1. Cooking – I love to cook. I’ve found joy in making food ever since I was a young child (and have the scar on my head to prove it). It’s just such a calming and gratifying action to be able to take ingredients and turn them into something wholly different and new. Of course, being able to enjoy the fruits (or vegetables) of my labor is always a plus.

2. Sleep – I realize this might be a bit of a copout response, however a big reason I (along with many other people) have such a difficult time dealing with stress is due to a lack of sleep. I totally remember hating naptime as a kid. After all, why would I want to take a nap when I could go outside and get grass stains on my jeans from playing football? Adult me realizes that little kid me was half wrong — I should have taken a nap THEN went to get he grass stains on my clothes.

Image credit: explosm.net

3. Video Games – I have to use my mind a lot at work.
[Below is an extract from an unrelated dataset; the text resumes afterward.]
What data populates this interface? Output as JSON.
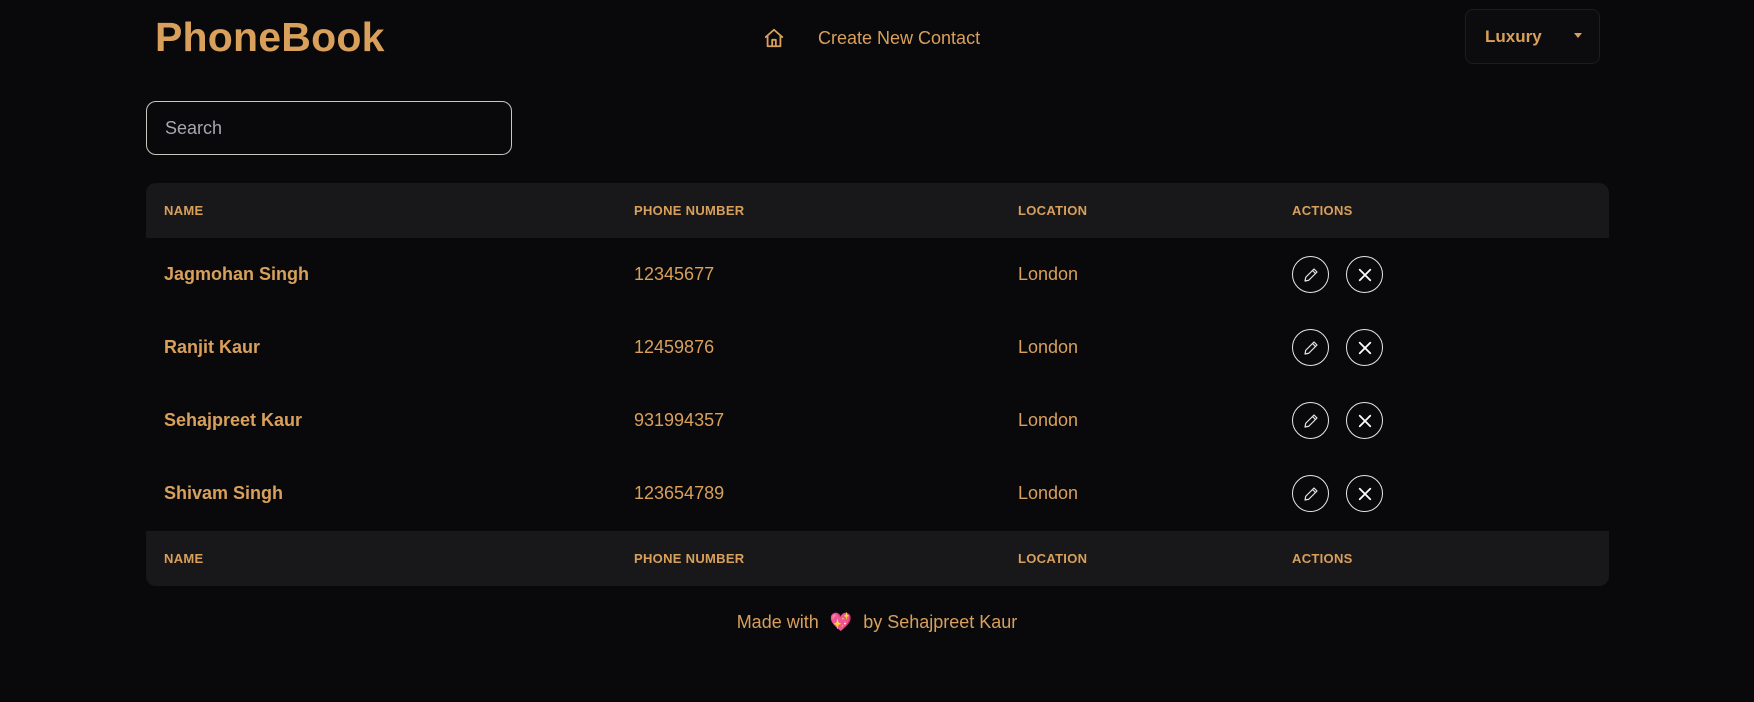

Getting bombarded with question after question after question after question after question from every angle for days upon weeks upon months takes a bit of a toll on the mind. Sometimes, it’s just fun to turn on the Xbox 360, put in NCAA 12, turn the difficulty down to the lowest setting, and win 94-0. Owning fighting/wrestling games allows me to take out pent-up frustration on video game characters…plus as we’ve discussed before, I’m a bit of a wrestling mark.

4. Music – Music a very cathartic part of my life. I realize that’s the case for many people, and I’m certainly no exception to the rule. After a long day, I’ll put on some of my favorite songs and just let the music play while I relax or eat dinner. Nine times out of ten, I’m feeling better within a half hour or so.

So I GISed for “love of writing” and got this. The fuck do meerkats have to do with writing? Image credit: fuelyourwriting.com

5. Writing – Sure, this was the obvious final choice on the list, but my writing really does mean that much. Frankly, my writing doesn’t always have to be on my blog in order to relieve my stress (though lately most of my writing has been blog related). It’s just the action of writing that allows me to rid myself of stress and pent-up emotion. Some of my best posts — be they personal posts, short stories, or something entirely different — have come about as a result of writing when I’m stressed.

What do you do to find peace and destress? Sound off in the comments.

Front page image credit:  Umberto Salvagnin on Flickr